Patients are guided through recovery by personalised Therapy Paths, which are created based on their addiction type and required level of care. Therapy Paths are powered by EMMA (Enhanced Machine Medicine for Addiction), an intelligence engine that uses machine learning and AI to create personalised therapy for each patient in real time. EMMA constantly monitors patients, suggest activities, and alerts therapists and rehab managers if it detects an elevated risk of relapse. All incidents are recorded on the inRecovery blockchain, which serves as the backbone of the entire platform. In addition to protecting patient privacy, blockchain also helps them reintegrate into society by providing them with a reliable report of their sobriety, which they can show to potential employers and landlords.
Can technology help us fight drug abuse?
As drug abuse continues to increase around the world, often with deadly consequences, healthcare professionals are increasingly looking for alternatives to traditional addiction treatment methods. While therapy and rehab can be an effective way to fight drug abuse, they’re not available to everyone, and only a small proportion of addicts actually get the help they so desperately need.
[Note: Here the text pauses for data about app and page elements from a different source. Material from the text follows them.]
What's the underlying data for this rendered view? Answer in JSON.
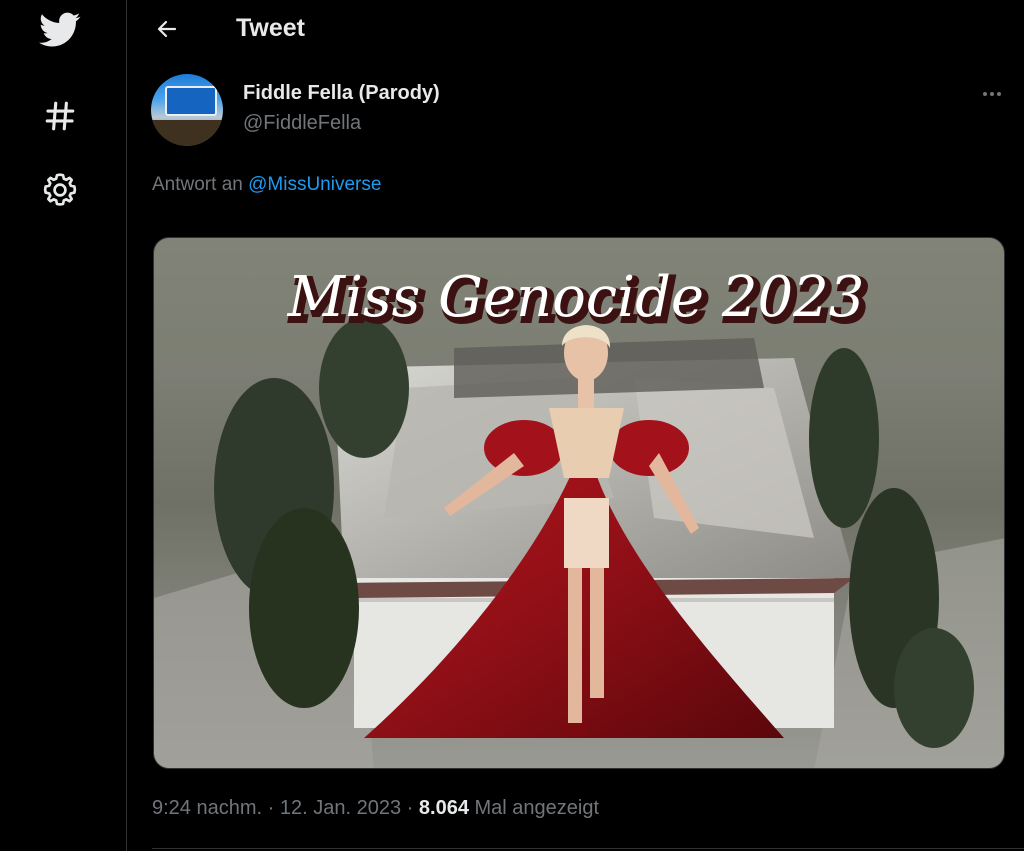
{
  "sidebar": {
    "icons": [
      "twitter-bird-icon",
      "hashtag-icon",
      "gear-icon"
    ]
  },
  "header": {
    "back_icon": "arrow-left-icon",
    "title": "Tweet"
  },
  "tweet": {
    "author": {
      "display_name": "Fiddle Fella (Parody)",
      "handle": "@FiddleFella"
    },
    "more_icon": "more-horizontal-icon",
    "reply_prefix": "Antwort an",
    "reply_mention": "@MissUniverse",
    "media": {
      "caption_text": "Miss Genocide 2023"
    },
    "time": "9:24 nachm.",
    "separator": "·",
    "date": "12. Jan. 2023",
    "views_count": "8.064",
    "views_label": "Mal angezeigt"
  },
  "colors": {
    "background": "#000000",
    "text_primary": "#e7e9ea",
    "text_secondary": "#71767b",
    "link": "#1d9bf0",
    "border": "#2f3336",
    "dress_red": "#8e0f16"
  }
}
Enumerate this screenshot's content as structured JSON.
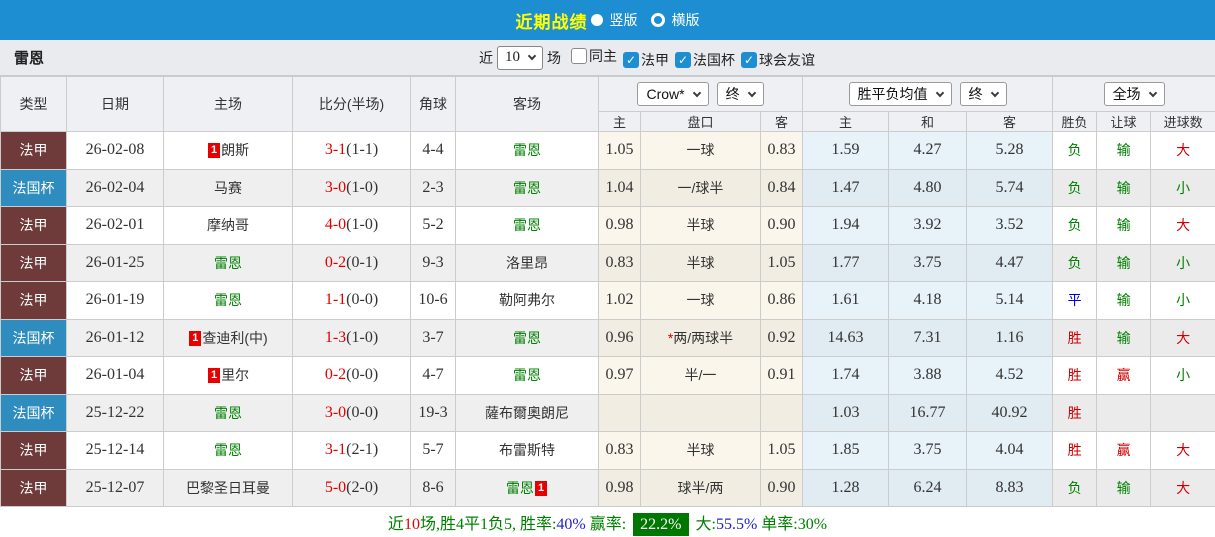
{
  "colors": {
    "accent_blue": "#1e8ed2",
    "title_yellow": "#ffff00",
    "league_maroon": "#6e3a3a",
    "cup_blue": "#2e8cbe",
    "win_red": "#cc0000",
    "lose_green": "#008000",
    "draw_blue": "#0000cc",
    "score_red": "#e00000",
    "badge_red": "#e60000",
    "summary_badge_green": "#007700"
  },
  "title_bar": {
    "title": "近期战绩",
    "vertical_label": "竖版",
    "horizontal_label": "横版"
  },
  "filter_bar": {
    "team": "雷恩",
    "near_label": "近",
    "count_value": "10",
    "matches_label": "场",
    "checkboxes": [
      {
        "key": "same-home",
        "label": "同主",
        "checked": false
      },
      {
        "key": "ligue1",
        "label": "法甲",
        "checked": true
      },
      {
        "key": "coupe-de-france",
        "label": "法国杯",
        "checked": true
      },
      {
        "key": "club-friendly",
        "label": "球会友谊",
        "checked": true
      }
    ]
  },
  "table": {
    "main_headers": [
      "类型",
      "日期",
      "主场",
      "比分(半场)",
      "角球",
      "客场"
    ],
    "dropdowns": {
      "odds_source": "Crow*",
      "odds_time": "终",
      "avg_label": "胜平负均值",
      "avg_time": "终",
      "scope": "全场"
    },
    "sub_headers": [
      "主",
      "盘口",
      "客",
      "主",
      "和",
      "客",
      "胜负",
      "让球",
      "进球数"
    ],
    "rows": [
      {
        "type": "法甲",
        "type_class": "league",
        "date": "26-02-08",
        "home": {
          "text": "朗斯",
          "green": false,
          "badge": "1",
          "badge_pos": "before"
        },
        "score_ft": "3-1",
        "score_ht": "(1-1)",
        "corners": "4-4",
        "away": {
          "text": "雷恩",
          "green": true
        },
        "odds_home": "1.05",
        "handicap": "一球",
        "handicap_star": false,
        "odds_away": "0.83",
        "avg_home": "1.59",
        "avg_draw": "4.27",
        "avg_away": "5.28",
        "result": "负",
        "result_style": "green",
        "handicap_result": "输",
        "handicap_result_style": "green",
        "goals": "大",
        "goals_style": "red"
      },
      {
        "type": "法国杯",
        "type_class": "cup",
        "date": "26-02-04",
        "home": {
          "text": "马赛",
          "green": false
        },
        "score_ft": "3-0",
        "score_ht": "(1-0)",
        "corners": "2-3",
        "away": {
          "text": "雷恩",
          "green": true
        },
        "odds_home": "1.04",
        "handicap": "一/球半",
        "handicap_star": false,
        "odds_away": "0.84",
        "avg_home": "1.47",
        "avg_draw": "4.80",
        "avg_away": "5.74",
        "result": "负",
        "result_style": "green",
        "handicap_result": "输",
        "handicap_result_style": "green",
        "goals": "小",
        "goals_style": "green"
      },
      {
        "type": "法甲",
        "type_class": "league",
        "date": "26-02-01",
        "home": {
          "text": "摩纳哥",
          "green": false
        },
        "score_ft": "4-0",
        "score_ht": "(1-0)",
        "corners": "5-2",
        "away": {
          "text": "雷恩",
          "green": true
        },
        "odds_home": "0.98",
        "handicap": "半球",
        "handicap_star": false,
        "odds_away": "0.90",
        "avg_home": "1.94",
        "avg_draw": "3.92",
        "avg_away": "3.52",
        "result": "负",
        "result_style": "green",
        "handicap_result": "输",
        "handicap_result_style": "green",
        "goals": "大",
        "goals_style": "red"
      },
      {
        "type": "法甲",
        "type_class": "league",
        "date": "26-01-25",
        "home": {
          "text": "雷恩",
          "green": true
        },
        "score_ft": "0-2",
        "score_ht": "(0-1)",
        "corners": "9-3",
        "away": {
          "text": "洛里昂",
          "green": false
        },
        "odds_home": "0.83",
        "handicap": "半球",
        "handicap_star": false,
        "odds_away": "1.05",
        "avg_home": "1.77",
        "avg_draw": "3.75",
        "avg_away": "4.47",
        "result": "负",
        "result_style": "green",
        "handicap_result": "输",
        "handicap_result_style": "green",
        "goals": "小",
        "goals_style": "green"
      },
      {
        "type": "法甲",
        "type_class": "league",
        "date": "26-01-19",
        "home": {
          "text": "雷恩",
          "green": true
        },
        "score_ft": "1-1",
        "score_ht": "(0-0)",
        "corners": "10-6",
        "away": {
          "text": "勒阿弗尔",
          "green": false
        },
        "odds_home": "1.02",
        "handicap": "一球",
        "handicap_star": false,
        "odds_away": "0.86",
        "avg_home": "1.61",
        "avg_draw": "4.18",
        "avg_away": "5.14",
        "result": "平",
        "result_style": "blue",
        "handicap_result": "输",
        "handicap_result_style": "green",
        "goals": "小",
        "goals_style": "green"
      },
      {
        "type": "法国杯",
        "type_class": "cup",
        "date": "26-01-12",
        "home": {
          "text": "查迪利(中)",
          "green": false,
          "badge": "1",
          "badge_pos": "before"
        },
        "score_ft": "1-3",
        "score_ht": "(1-0)",
        "corners": "3-7",
        "away": {
          "text": "雷恩",
          "green": true
        },
        "odds_home": "0.96",
        "handicap": "两/两球半",
        "handicap_star": true,
        "odds_away": "0.92",
        "avg_home": "14.63",
        "avg_draw": "7.31",
        "avg_away": "1.16",
        "result": "胜",
        "result_style": "red",
        "handicap_result": "输",
        "handicap_result_style": "green",
        "goals": "大",
        "goals_style": "red"
      },
      {
        "type": "法甲",
        "type_class": "league",
        "date": "26-01-04",
        "home": {
          "text": "里尔",
          "green": false,
          "badge": "1",
          "badge_pos": "before"
        },
        "score_ft": "0-2",
        "score_ht": "(0-0)",
        "corners": "4-7",
        "away": {
          "text": "雷恩",
          "green": true
        },
        "odds_home": "0.97",
        "handicap": "半/一",
        "handicap_star": false,
        "odds_away": "0.91",
        "avg_home": "1.74",
        "avg_draw": "3.88",
        "avg_away": "4.52",
        "result": "胜",
        "result_style": "red",
        "handicap_result": "赢",
        "handicap_result_style": "red",
        "goals": "小",
        "goals_style": "green"
      },
      {
        "type": "法国杯",
        "type_class": "cup",
        "date": "25-12-22",
        "home": {
          "text": "雷恩",
          "green": true
        },
        "score_ft": "3-0",
        "score_ht": "(0-0)",
        "corners": "19-3",
        "away": {
          "text": "薩布爾奧朗尼",
          "green": false
        },
        "odds_home": "",
        "handicap": "",
        "handicap_star": false,
        "odds_away": "",
        "avg_home": "1.03",
        "avg_draw": "16.77",
        "avg_away": "40.92",
        "result": "胜",
        "result_style": "red",
        "handicap_result": "",
        "handicap_result_style": "",
        "goals": "",
        "goals_style": ""
      },
      {
        "type": "法甲",
        "type_class": "league",
        "date": "25-12-14",
        "home": {
          "text": "雷恩",
          "green": true
        },
        "score_ft": "3-1",
        "score_ht": "(2-1)",
        "corners": "5-7",
        "away": {
          "text": "布雷斯特",
          "green": false
        },
        "odds_home": "0.83",
        "handicap": "半球",
        "handicap_star": false,
        "odds_away": "1.05",
        "avg_home": "1.85",
        "avg_draw": "3.75",
        "avg_away": "4.04",
        "result": "胜",
        "result_style": "red",
        "handicap_result": "赢",
        "handicap_result_style": "red",
        "goals": "大",
        "goals_style": "red"
      },
      {
        "type": "法甲",
        "type_class": "league",
        "date": "25-12-07",
        "home": {
          "text": "巴黎圣日耳曼",
          "green": false
        },
        "score_ft": "5-0",
        "score_ht": "(2-0)",
        "corners": "8-6",
        "away": {
          "text": "雷恩",
          "green": true,
          "badge": "1",
          "badge_pos": "after"
        },
        "odds_home": "0.98",
        "handicap": "球半/两",
        "handicap_star": false,
        "odds_away": "0.90",
        "avg_home": "1.28",
        "avg_draw": "6.24",
        "avg_away": "8.83",
        "result": "负",
        "result_style": "green",
        "handicap_result": "输",
        "handicap_result_style": "green",
        "goals": "大",
        "goals_style": "red"
      }
    ]
  },
  "summary": {
    "segments": [
      {
        "text": "近",
        "style": "green"
      },
      {
        "text": "10",
        "style": "red"
      },
      {
        "text": "场,胜4平1负5, 胜率:",
        "style": "green"
      },
      {
        "text": "40%",
        "style": "blue"
      },
      {
        "text": " 赢率: ",
        "style": "green"
      },
      {
        "text": "22.2%",
        "style": "badge"
      },
      {
        "text": " 大:",
        "style": "green"
      },
      {
        "text": "55.5%",
        "style": "blue"
      },
      {
        "text": " 单率:",
        "style": "green"
      },
      {
        "text": "30%",
        "style": "green"
      }
    ]
  }
}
In recent years, technology has emerged as a potential solution to this problem.
Technology has already transformed many different aspects of our lives and the same may soon be true for addiction treatment. Whether it’s implanting a device into a patient’s brain to help them control their urges, or using artificial intelligence and machine learning to monitor patients and predict when they may be about to relapse, technology is playing an increasingly important role in fighting drug abuse. While it remains to be seen whether it truly is the future of addiction treatment, anything that can help us deal with this deadly epidemic is welcome at this point.